Symbolize your resulting cartogram by double-clicking on the new shapefile and going to the symbology tab. Graduated colors will likely be the best choice. In the example shown to the right (resizing counties based on votes for President Obama in the 2008 election. both the county and state shapefiles were distorted using the cartogram tool so that it is easier to connect locations on the cartogram to the original map of the United States. 108 .

export. PowerPoint or other file? You may have skewed it here. Are your data projected? Check the coordinates in the bottom right of your map in the map view... Refresh the graphics (arrows in a circle next to map view and layout view buttons). correct this in Excel. Resize only from the corners... I can’t see my table in the table of contents. try again. Is it open anywhere else (like in Excel)? If so. Delete the column (right click on column name. click on the source tab.. be sure to do this in ArcCatalog).. not the sides (resizing from the sides squishes the map). I can’t open the attribute table on my shapefile after the join. My map looks skewed.. Spaces in names of variables? Long name? On harddrive.. Are there spaces in the names of any of your variables? If so. Are you dividing by zero? Sort the column with your denominator to look for zeros. then choose “join.. I can’t add/open my table to ArcView. Did you export the map in import it into MS Word.” Have you identified an identical join field in both tables? Open both tables up. that’s the problem. re-save. delete) and create a new 109 . does it show that Center City Philadelphia is 0.. Count the number of digits. data.. then project the data. Highlight every row with a zero. Right click. Might work. I just get 0 and 1 when I’m trying to calculate a percent. save under new name. add back in. Make sure both are formatted as string (left justified) or number (right justified).12 | troubleShooting I can’t save my files. switch the selection so that all non-zero rows as highlighted. then try your calculation again. I can’t move my layers up and down in the table of contents.... At the bottom of the table of contents. Are you starting with the shapefile? Be sure to right click on the shapefile you are joining your data to. I can’t join my attribute table. Start over with your original map layer and work through the projection steps again.. Be sure to define... Export the map again. and try again. You probably formatted your column as a short integer rather than double. change the location where you are trying to save the file. I get an error message when I calculate values. My scale bar isn’t right.. while resizing. Have you run out of room on your drive? Try deleting some old files (if you are deleting map layers. Are the units “unknown”? You need to define the projection for one or more of your map layers. I made a change.. click on the display tab. If you see longitude/latitude coordinates.. but I don’t see it on the screen. Are you saving to a write-able drive (you can’t save to a cd)? If so.. close and re-try.. change name of file. At the bottom of the table of contents. Sort them both ascending to descending to make sure they are the same.5 miles tall or 30 miles wide? Your projection was probably defined incorrectly. Do the units show up but not make sense? For example.

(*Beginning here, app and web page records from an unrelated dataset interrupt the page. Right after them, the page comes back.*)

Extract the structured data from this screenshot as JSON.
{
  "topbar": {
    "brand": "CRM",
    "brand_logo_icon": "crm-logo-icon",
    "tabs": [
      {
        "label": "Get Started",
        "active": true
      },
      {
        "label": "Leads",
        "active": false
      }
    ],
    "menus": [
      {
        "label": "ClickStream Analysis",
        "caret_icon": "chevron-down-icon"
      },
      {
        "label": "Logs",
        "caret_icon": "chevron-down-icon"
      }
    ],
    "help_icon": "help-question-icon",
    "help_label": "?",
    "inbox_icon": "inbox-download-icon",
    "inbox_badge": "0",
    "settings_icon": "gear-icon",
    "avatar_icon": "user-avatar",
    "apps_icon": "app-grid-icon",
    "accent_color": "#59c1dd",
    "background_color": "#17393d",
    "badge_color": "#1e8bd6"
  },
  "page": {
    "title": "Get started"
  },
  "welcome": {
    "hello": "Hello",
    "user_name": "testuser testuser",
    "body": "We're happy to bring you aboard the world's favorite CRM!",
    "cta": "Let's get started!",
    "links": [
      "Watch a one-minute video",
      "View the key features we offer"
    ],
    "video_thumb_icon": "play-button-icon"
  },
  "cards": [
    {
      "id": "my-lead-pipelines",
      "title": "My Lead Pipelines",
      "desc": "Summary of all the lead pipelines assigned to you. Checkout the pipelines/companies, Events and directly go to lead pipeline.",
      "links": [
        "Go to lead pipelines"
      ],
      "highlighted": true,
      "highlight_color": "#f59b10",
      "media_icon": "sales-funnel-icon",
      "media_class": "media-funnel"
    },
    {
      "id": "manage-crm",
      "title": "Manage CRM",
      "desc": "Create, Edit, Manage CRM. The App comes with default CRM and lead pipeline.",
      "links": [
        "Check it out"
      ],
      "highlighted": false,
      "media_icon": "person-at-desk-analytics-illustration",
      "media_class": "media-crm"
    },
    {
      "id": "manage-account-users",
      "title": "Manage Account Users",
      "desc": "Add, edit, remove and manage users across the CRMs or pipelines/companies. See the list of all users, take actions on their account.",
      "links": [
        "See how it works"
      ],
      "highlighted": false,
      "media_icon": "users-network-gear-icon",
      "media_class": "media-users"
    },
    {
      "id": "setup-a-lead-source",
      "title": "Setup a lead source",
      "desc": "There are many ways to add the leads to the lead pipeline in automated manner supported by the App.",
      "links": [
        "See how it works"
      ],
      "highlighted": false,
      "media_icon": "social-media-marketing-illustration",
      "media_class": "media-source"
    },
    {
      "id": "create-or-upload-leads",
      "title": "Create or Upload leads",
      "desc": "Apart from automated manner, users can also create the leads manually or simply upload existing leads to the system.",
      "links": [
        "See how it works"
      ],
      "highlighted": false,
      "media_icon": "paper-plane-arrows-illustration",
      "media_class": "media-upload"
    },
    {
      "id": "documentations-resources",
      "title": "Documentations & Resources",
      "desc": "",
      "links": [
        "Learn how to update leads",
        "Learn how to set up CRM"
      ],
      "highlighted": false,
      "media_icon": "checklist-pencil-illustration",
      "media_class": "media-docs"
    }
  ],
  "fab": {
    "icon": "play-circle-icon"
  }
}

Still stuck? Close ArcView. Don’t worry.variable formatted as double. Try a new computer somewhere else (different lab). re-start and try again. then try your calculation again. 110 . Ask for help. pretty much everyone does at some point (or at least they should).

Sign up to vote on this title
UsefulNot useful